That softer feel certainly carries over inside, where it has gotten much quieter, and quite nicely finished, consistent with Mazda’s Audi-like premium intentions. All 3s get an 8.8-inch center display, and all of the fingerprints on our test car’s screen signifies most people assume it’s a touchscreen. It’s not, however, as inputs are made with a rotary controller on the console. It’s not the most intuitive system, but once you’re past the learning curve, it’s tolerable.

The rear seat room doesn’t have the roomy feel of the Subaru Impreza, but space is certainly more than adequate compared to the rest of the compact set. Rear cargo space for this hatchback rates a good 20.1 cubic-ft. with trunk space in the sedan coming in at 13.2 cubic-ft. So yes, the Mazda3 remains available in both sedan and hatchback, but we still prefer the 5-door hatch both for its practicality and for its sporty looks. Top Turbo Premium Plus gets gloss black aero treatments including a roof spoiler and front air dam.

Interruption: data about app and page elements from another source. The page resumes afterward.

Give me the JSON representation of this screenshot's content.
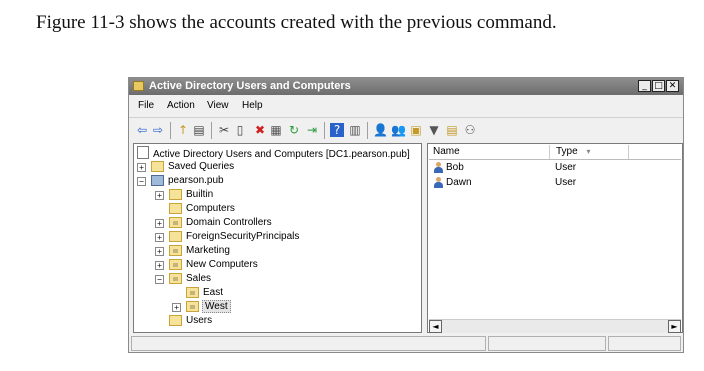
{
  "caption": "Figure 11-3 shows the accounts created with the previous command.",
  "window": {
    "title": "Active Directory Users and Computers",
    "controls": {
      "minimize": "_",
      "maximize": "□",
      "close": "✕"
    }
  },
  "menu": [
    "File",
    "Action",
    "View",
    "Help"
  ],
  "toolbar_icons": [
    "back-arrow-icon",
    "forward-arrow-icon",
    "up-folder-icon",
    "show-hide-tree-icon",
    "cut-icon",
    "copy-icon",
    "delete-icon",
    "properties-icon",
    "refresh-icon",
    "export-icon",
    "help-icon",
    "view-icon",
    "create-user-icon",
    "create-group-icon",
    "create-ou-icon",
    "filter-icon",
    "find-icon",
    "add-to-group-icon"
  ],
  "tree": {
    "root": "Active Directory Users and Computers [DC1.pearson.pub]",
    "items": [
      {
        "label": "Saved Queries",
        "expander": "+"
      },
      {
        "label": "pearson.pub",
        "expander": "−"
      },
      {
        "label": "Builtin",
        "expander": "+"
      },
      {
        "label": "Computers",
        "expander": ""
      },
      {
        "label": "Domain Controllers",
        "expander": "+"
      },
      {
        "label": "ForeignSecurityPrincipals",
        "expander": "+"
      },
      {
        "label": "Marketing",
        "expander": "+"
      },
      {
        "label": "New Computers",
        "expander": "+"
      },
      {
        "label": "Sales",
        "expander": "−"
      },
      {
        "label": "East",
        "expander": ""
      },
      {
        "label": "West",
        "expander": "+"
      },
      {
        "label": "Users",
        "expander": ""
      }
    ]
  },
  "list": {
    "columns": {
      "name": "Name",
      "type": "Type",
      "sort_glyph": "▾"
    },
    "rows": [
      {
        "name": "Bob",
        "type": "User"
      },
      {
        "name": "Dawn",
        "type": "User"
      }
    ]
  },
  "scroll": {
    "left": "◄",
    "right": "►"
  },
  "toolbar_glyphs": {
    "back": "⇦",
    "forward": "⇨",
    "up": "↑",
    "tree": "▤",
    "cut": "✂",
    "copy": "▯",
    "delete": "✖",
    "props": "▦",
    "refresh": "↻",
    "export": "⇥",
    "help": "?",
    "view": "▥",
    "user": "👤",
    "group": "👥",
    "ou": "▣",
    "filter": "▼",
    "find": "▤",
    "addgroup": "⚇"
  }
}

At the test track, power from the 2.5-turbo felt more than adequate off the line, using all-wheel-drive grip to bite into the pavement and get up and go to 60 in 6.0-seconds flat. There was virtually no turbo lag, and the engine felt nicely refined with its power delivery. Transmission operation was equally as smooth and kept the power flowing quite effectively throughout the ¼-mile, which ended in 14.5-seconds at 95 miles-per-hour. We really appreciate a well-tuned 6-speed in this world of overactive 8 and 10 speed automatics.

2023 Mazda3 1

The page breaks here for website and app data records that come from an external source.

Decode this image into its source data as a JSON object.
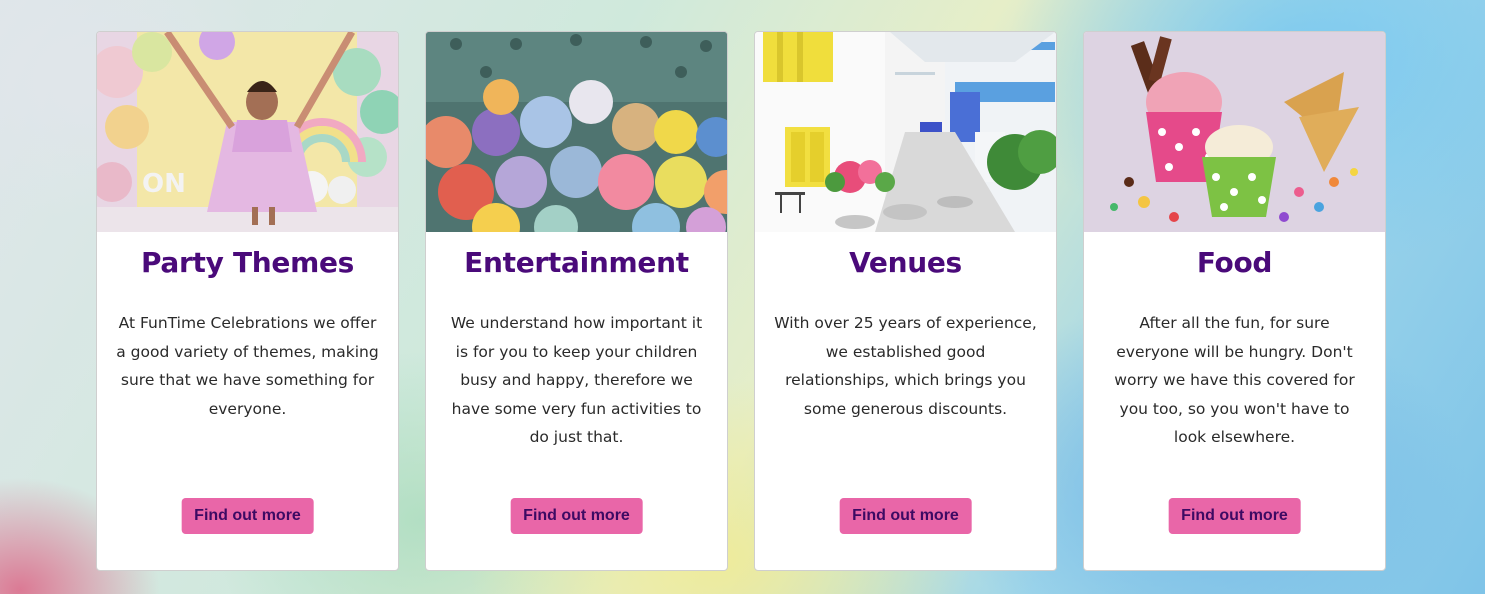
{
  "cards": [
    {
      "title": "Party Themes",
      "text": "At FunTime Celebrations we offer a good variety of themes, making sure that we have something for everyone.",
      "button": "Find out more",
      "image_alt": "Toddler in pink dress with balloon decorations"
    },
    {
      "title": "Entertainment",
      "text": "We understand how important it is for you to keep your children busy and happy, therefore we have some very fun activities to do just that.",
      "button": "Find out more",
      "image_alt": "Colorful ball pit balls"
    },
    {
      "title": "Venues",
      "text": "With over 25 years of experience, we established good relationships, which brings you some generous discounts.",
      "button": "Find out more",
      "image_alt": "Colorful white alley with yellow and blue windows"
    },
    {
      "title": "Food",
      "text": "After all the fun, for sure everyone will be hungry. Don't worry we have this covered for you too, so you won't have to look elsewhere.",
      "button": "Find out more",
      "image_alt": "Ice cream cups with sprinkles and cones"
    }
  ],
  "colors": {
    "title": "#4a0a7a",
    "button_bg": "#e966a8",
    "button_text": "#3d0a63"
  }
}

While there was definitely some understeer to manage in our handling course, the 3 turned in quickly and provided real, sporting feedback through our cone course. I-Activ AWD features G-Vectoring Control Plus, which uses both engine torque vectoring as well as selective braking to minimize body roll, and preserve the lively feel we’ve come to expect from Mazda. In panic braking runs, the pedal was soft, but that kept ABS pulsing to a minimum; and the results were great, as we averaged a very short 106-feet from 60, with minimal nose dive and stable, straight stops.

Government Fuel Economy Ratings for an all-wheel drive Turbo are 23-City, 31-Highway, and 26-Combined; we averaged a good 28.4 miles-per-gallon of Regular.

Obviously by eliminating the previous base engine, prices have taken a jump for ’23, but so has everything else. Still they remain more than reasonable. The base S now starts at $26,855, with the top Turbo Premium Plus at $37,815, with many options in between. And sedan prices are even more sensible, starting at $23,715.

Like most brands, Mazda seems to be going all-in on SUVs; as the 3 is the last family sedan and hatchback in their lineup. And it would be a real shame if that were to change. As the 2023 Mazda3, the hatchback in particular, is just about the perfect car, offering utility vehicles levels of practicality along with better than average luxury, plus handling performance that few crossovers can match. So, long live the Mazda3!


As Tested

  • Engine: 2.5-liter Turbo-4
  • Horsepower: 227 | 250
  • 0-60 mph: 6.0 seconds
  • 60-0 Braking: 106 feet (avg)
  • MW Fuel Economy: 28.4 MPG (Regular)
  • Transmission: 6-speed auto
  • Torque: 310 lb-ft. | 320 lb-ft
  • 1/4 Mile: 14.5-seconds at 95 mph
  • EPA: 23-City / 31-Highway / 26-Combined